The Wakefield electorate is named after Edward Gibbon Wakefield, whose ideas for the ideal structure of a colonial society were the basis for the colonisation of South Australia.
Wakefield was traditionally a rural electorate, and had been won by Labor only twice between 1903 and 2004. An electoral determination based on population statistics, ahead of the 2004 election, caused South Australia to lose a seat, that of the safe Labor seat of Bonython, reducing SA to 11 seats.
The subsequent redistribution drew Wakefield into the northern suburbs of Adelaide, taking in large parts of the abolished Bonython seat, thus transforming Wakefield from a safe Liberal rural seat to a more marginal urban/rural mixed electorate.
This new “mixed” Wakefield was first contested in 2004 as a marginal Labor electorate, and was defended by casino online Labor’s sitting Bonython MP, Martyn Evans.

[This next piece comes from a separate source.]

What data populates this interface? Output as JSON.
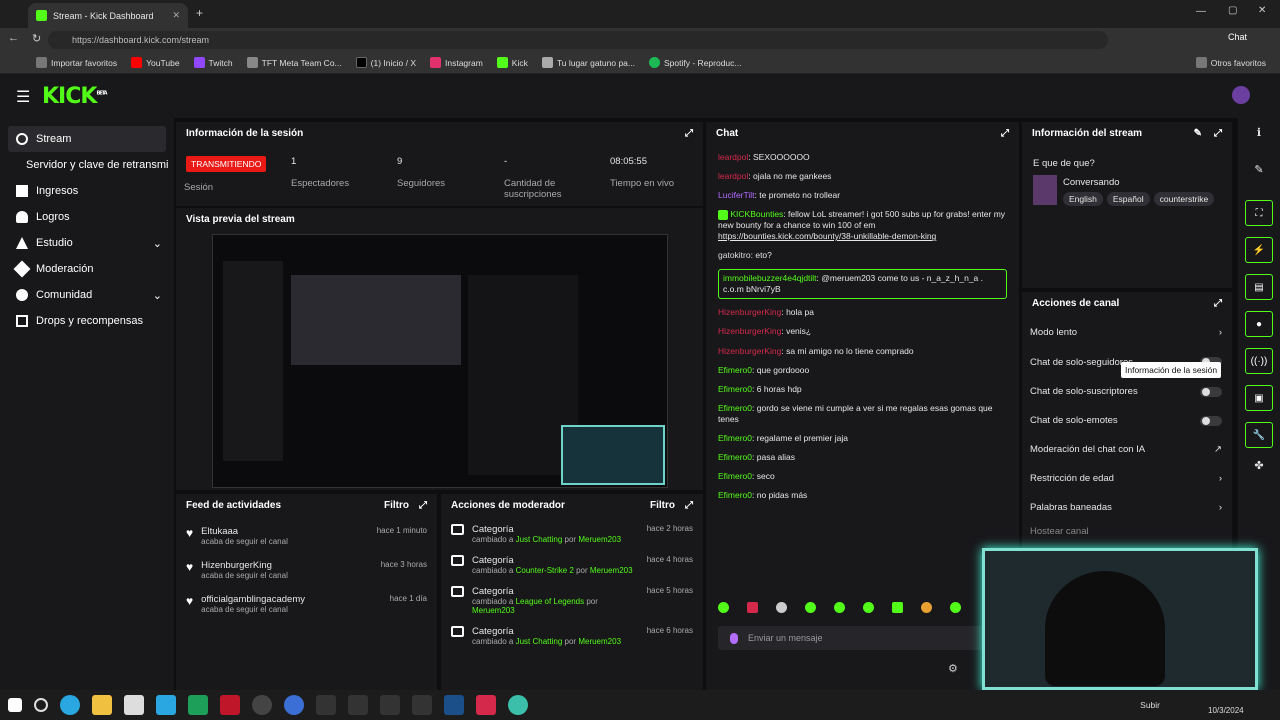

He was defeated at the 2004 election by Liberal David Fawcett, who in 2007 lost to Labor’s Nick Champion as the Rudd government was elected to office. Mr Champion also held the seat in 2010.
According to the 2011 Census profile, Wakefield electorate has the nation’s third highest proportion of workforce employees in manufacturing, lowest proportion of residents with university qualifications, and third highest proportion of single parent families. It also has SAs highest proportion of children aged 0-4.